The annual economic benefits analysis released by the National Park Service showed that most park visitor spending was for lodging and camping (32.9 percent), food and beverages (27.5 percent), gas and oil (12.1 percent), souvenirs and other expenses (10.1 percent), admissions and fees (10.0 percent), and local transportation (7.5 percent).
The report indicated increases in several economic benefits derived from Acadia visitors over those accumulated in 2016, the year of the park service’s 100th anniversary. Park service officials do the annual series of estimates to underscore the importance of the park service’s 417 sites to local economies.
The $284 million and $338 million estimates represent all-time highs. Park Superintendent Kevin Schneider complimented the Hancock County towns for helping make Acadia attractive to visitors. Acadia was the seventh-most visited park in the nation in 2017, attracting a record 3,509,271 recreation visits in 2017.
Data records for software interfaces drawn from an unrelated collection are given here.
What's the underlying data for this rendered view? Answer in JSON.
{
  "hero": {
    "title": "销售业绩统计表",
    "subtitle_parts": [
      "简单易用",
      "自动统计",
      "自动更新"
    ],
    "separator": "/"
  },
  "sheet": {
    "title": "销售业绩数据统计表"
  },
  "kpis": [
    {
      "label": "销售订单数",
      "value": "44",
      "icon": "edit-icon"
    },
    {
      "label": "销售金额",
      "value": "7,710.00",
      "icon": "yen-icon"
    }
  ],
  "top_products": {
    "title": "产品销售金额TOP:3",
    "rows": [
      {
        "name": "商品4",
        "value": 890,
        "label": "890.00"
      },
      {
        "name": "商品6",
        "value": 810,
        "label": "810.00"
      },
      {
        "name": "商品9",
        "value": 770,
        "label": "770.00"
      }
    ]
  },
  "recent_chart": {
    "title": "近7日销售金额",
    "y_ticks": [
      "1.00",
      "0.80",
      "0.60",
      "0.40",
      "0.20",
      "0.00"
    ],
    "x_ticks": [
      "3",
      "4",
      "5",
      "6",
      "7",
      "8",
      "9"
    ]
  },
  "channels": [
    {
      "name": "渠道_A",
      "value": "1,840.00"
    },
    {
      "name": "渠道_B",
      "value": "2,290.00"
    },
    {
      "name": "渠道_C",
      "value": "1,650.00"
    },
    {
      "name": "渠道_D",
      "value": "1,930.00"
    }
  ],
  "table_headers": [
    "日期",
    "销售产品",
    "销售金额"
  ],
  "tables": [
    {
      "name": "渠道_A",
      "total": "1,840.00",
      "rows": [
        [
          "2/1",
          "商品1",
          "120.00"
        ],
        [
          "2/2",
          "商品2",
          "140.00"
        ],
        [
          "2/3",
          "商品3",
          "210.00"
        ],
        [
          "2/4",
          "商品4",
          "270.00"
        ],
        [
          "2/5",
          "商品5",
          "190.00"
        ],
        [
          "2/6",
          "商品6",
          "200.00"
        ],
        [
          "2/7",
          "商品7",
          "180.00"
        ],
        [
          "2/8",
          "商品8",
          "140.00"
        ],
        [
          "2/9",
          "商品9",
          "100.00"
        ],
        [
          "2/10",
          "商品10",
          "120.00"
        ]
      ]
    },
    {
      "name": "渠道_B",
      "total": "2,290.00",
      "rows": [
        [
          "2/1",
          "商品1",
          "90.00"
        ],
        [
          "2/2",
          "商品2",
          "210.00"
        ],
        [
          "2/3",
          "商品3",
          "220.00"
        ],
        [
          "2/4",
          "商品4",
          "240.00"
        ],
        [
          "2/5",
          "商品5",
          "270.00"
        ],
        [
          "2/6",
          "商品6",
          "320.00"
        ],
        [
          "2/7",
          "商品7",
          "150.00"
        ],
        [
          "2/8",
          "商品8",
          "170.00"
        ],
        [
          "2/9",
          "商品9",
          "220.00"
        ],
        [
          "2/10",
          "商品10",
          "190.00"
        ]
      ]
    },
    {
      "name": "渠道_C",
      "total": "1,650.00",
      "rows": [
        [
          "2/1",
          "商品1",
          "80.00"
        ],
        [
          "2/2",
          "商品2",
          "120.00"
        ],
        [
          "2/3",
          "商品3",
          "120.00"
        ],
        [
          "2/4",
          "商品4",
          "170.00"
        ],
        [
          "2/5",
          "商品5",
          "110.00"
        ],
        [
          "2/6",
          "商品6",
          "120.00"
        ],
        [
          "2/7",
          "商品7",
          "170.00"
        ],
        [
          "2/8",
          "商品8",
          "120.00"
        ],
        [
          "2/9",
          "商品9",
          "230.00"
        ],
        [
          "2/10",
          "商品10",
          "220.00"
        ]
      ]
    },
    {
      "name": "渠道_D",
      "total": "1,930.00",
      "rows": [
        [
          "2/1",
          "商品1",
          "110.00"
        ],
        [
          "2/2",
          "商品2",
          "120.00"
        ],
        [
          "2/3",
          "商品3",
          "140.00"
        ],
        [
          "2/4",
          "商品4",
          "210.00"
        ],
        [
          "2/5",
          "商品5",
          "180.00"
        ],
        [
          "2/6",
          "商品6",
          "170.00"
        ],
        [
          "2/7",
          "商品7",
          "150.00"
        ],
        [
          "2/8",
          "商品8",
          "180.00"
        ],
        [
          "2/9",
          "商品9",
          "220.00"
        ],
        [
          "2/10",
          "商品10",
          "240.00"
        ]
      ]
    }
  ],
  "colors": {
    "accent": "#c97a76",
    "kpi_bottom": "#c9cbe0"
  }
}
The 2017 visitation estimates represent a 6.2 percent increase over the all-time high set the previous year. Acadia rose from being the eighth-most visited park in 2016, according to National Park Service estimates.
The Great Smoky Mountains National Park, the most-visited national park in 2017, had 11.33 million estimated visitations. Yellowstone National Park edged Acadia and finished sixth in visitations with 4,116,524 in 2017.
In 2016, about 3.3 million visitations were reported, spending an estimated $274 million in the area in support of about 4,200 jobs in the region. In 2015, Acadia’s 2.81 million visits resulted in $248 million in direct visitor spending in the communities on Mount Desert Island in support of 3,878 jobs, the report states.
Acadia has had annual increases in visitations since 2013, when the park was closed for 16 days in October because of a federal government shutdown. Direct visitor spending that year decreased by about $8.5 million to $191.5 million from $200 million the prior year, Acadia officials have said.
Acadia first received federal designation in 1916 as Sieur de Monts National Monument and became Lafayette National Park in 1919. The name was changed to Acadia in 1929.
The park service hosted 330,882,751 visits in 2017, slightly down from a record-setting 330,971,689 the previous year.